Beyoncé in the music video for Party

Beyoncé in the music video for Party

Selena Gomez in Disney's Princess Protection Program

Selena Gomez in Disney’s Princess Protection Program

 Nastya Kusakina, photographed by Lena Manakai for Elle Kazakhstan in December 2015

Nastya Kusakina, photographed by Lena Manakai for Elle Kazakhstan in December 2015

Demi Lovato Complex magazine October 2015 pink flamingo

Demi Lovato, photographed for Complex magazine in October 2015

William Shatner and James Spader as flamingos in the American series Boston Legal

'Alice in Wonderland’ with John Galliano as the Queen of Hearts, Alexis Roche as the King of Hearts and Natalia Vodianova as Alice, photographed by Annie Leibowitz for Vogue magazine's December 2003 edition

‘Alice in Wonderland’ with John Galliano as the Queen of Hearts, Alexis Roche as the King of Hearts (both represent demons) and Natalia Vodianova as Alice, photographed by Annie Leibowitz for Vogue magazine’s December 2003 edition

Camille Rowe ELLE France March 2013

Camille Rowe, photographed for Elle France magazine in March 2013

Jennifer Lawrence; the parrot identifies her as an interpreter

Amanda Seyfried playing flamingo croquet, photographed by Mark Seliger for Vogue Italia

Amanda Seyfried playing flamingo croquet, photographed by Mark Seliger for Vogue Italia magazine

Catherine Deneuve, photographed by David Bailey for Vogue magazine in 1968

Catherine Deneuve, photographed by David Bailey for Vogue magazine in 1968

Mélodie Monrose in Harper's Bazaar Nevember 2013

Mélodie Monrose, photographed for Harper’s Bazaar magazine’s November 2013 edition

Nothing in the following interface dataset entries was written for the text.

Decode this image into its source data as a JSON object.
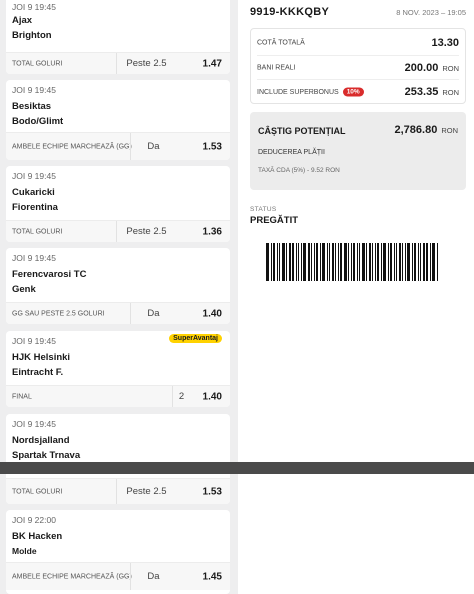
{
  "bets_top": [
    {
      "time": "JOI 9  19:45",
      "home": "Ajax",
      "away": "Brighton",
      "market": "TOTAL GOLURI",
      "selection": "Peste 2.5",
      "odd": "1.47"
    },
    {
      "time": "JOI 9  19:45",
      "home": "Besiktas",
      "away": "Bodo/Glimt",
      "market": "AMBELE ECHIPE MARCHEAZĂ (GG)",
      "selection": "Da",
      "odd": "1.53"
    },
    {
      "time": "JOI 9  19:45",
      "home": "Cukaricki",
      "away": "Fiorentina",
      "market": "TOTAL GOLURI",
      "selection": "Peste 2.5",
      "odd": "1.36"
    },
    {
      "time": "JOI 9  19:45",
      "home": "Ferencvarosi TC",
      "away": "Genk",
      "market": "GG SAU PESTE 2.5 GOLURI",
      "selection": "Da",
      "odd": "1.40"
    },
    {
      "time": "JOI 9  19:45",
      "badge": "SuperAvantaj",
      "home": "HJK Helsinki",
      "away": "Eintracht F.",
      "market": "FINAL",
      "selection": "2",
      "odd": "1.40"
    },
    {
      "time": "JOI 9  19:45",
      "home": "Nordsjalland",
      "away": "Spartak Trnava"
    }
  ],
  "bets_bottom": [
    {
      "market": "TOTAL GOLURI",
      "selection": "Peste 2.5",
      "odd": "1.53"
    },
    {
      "time": "JOI 9  22:00",
      "home": "BK Hacken",
      "away": "Molde",
      "market": "AMBELE ECHIPE MARCHEAZĂ (GG)",
      "selection": "Da",
      "odd": "1.45"
    }
  ],
  "ticket": {
    "id": "9919-KKKQBY",
    "date": "8 NOV. 2023 – 19:05",
    "total_odds_label": "COTĂ TOTALĂ",
    "total_odds": "13.30",
    "real_money_label": "BANI REALI",
    "real_money": "200.00",
    "bonus_label": "INCLUDE SUPERBONUS",
    "bonus_pct": "10%",
    "bonus_value": "253.35",
    "currency": "RON",
    "potential_label": "CÂȘTIG POTENȚIAL",
    "potential_value": "2,786.80",
    "deduction_label": "DEDUCEREA PLĂȚII",
    "tax_label": "TAXĂ CDA (5%) - 9.52 RON",
    "status_label": "STATUS",
    "status_value": "PREGĂTIT"
  },
  "colors": {
    "accent_badge": "#ffd200",
    "bonus_pill": "#d92c2c",
    "background": "#eeeeef"
  }
}
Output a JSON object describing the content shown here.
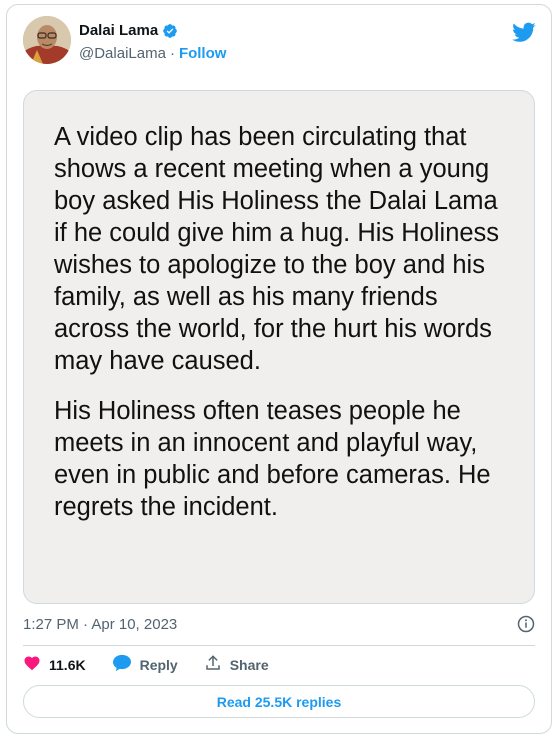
{
  "author": {
    "name": "Dalai Lama",
    "handle": "@DalaiLama",
    "separator": "·",
    "follow_label": "Follow"
  },
  "media_text": {
    "paragraph1": "A video clip has been circulating that shows a recent meeting when a young boy asked His Holiness the Dalai Lama if he could give him a hug. His Holiness wishes to apologize to the boy and his family, as well as his many friends across the world, for the hurt his words may have caused.",
    "paragraph2": "His Holiness often teases people he meets in an innocent and playful way, even in public and before cameras. He regrets the incident."
  },
  "timestamp": "1:27 PM · Apr 10, 2023",
  "actions": {
    "likes": "11.6K",
    "reply_label": "Reply",
    "share_label": "Share"
  },
  "read_replies_label": "Read 25.5K replies",
  "colors": {
    "accent": "#1d9bf0",
    "like": "#f91880",
    "muted": "#536471",
    "border": "#cfd9de"
  },
  "icons": [
    "verified-badge-icon",
    "twitter-bird-icon",
    "info-icon",
    "heart-icon",
    "reply-bubble-icon",
    "share-icon"
  ]
}
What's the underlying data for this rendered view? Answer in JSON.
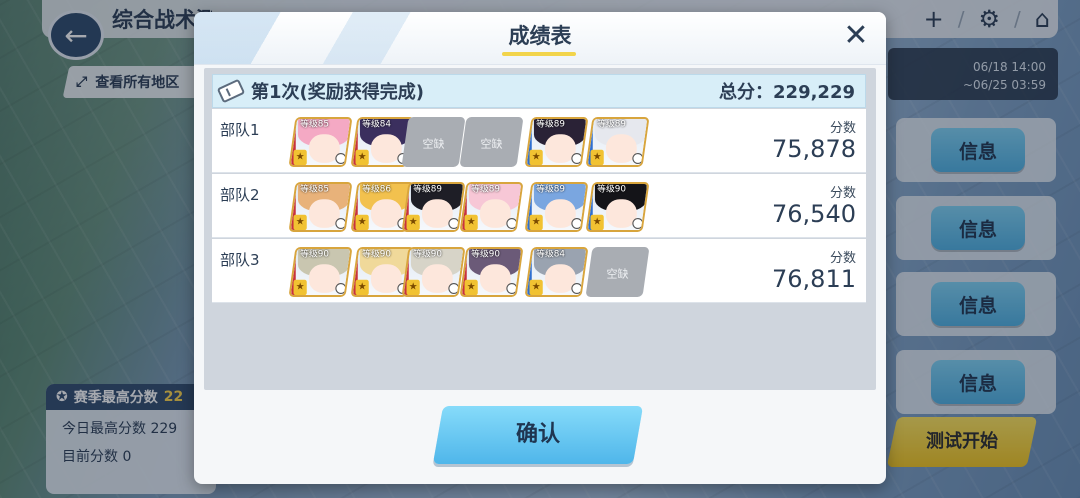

Kotuleva Yulia Gennadevna Harper's Bazaar Indonesia June 2009

Kotuleva Yulia Gennadevna, photographed for Harper’s Bazaar Indonesia in June 2009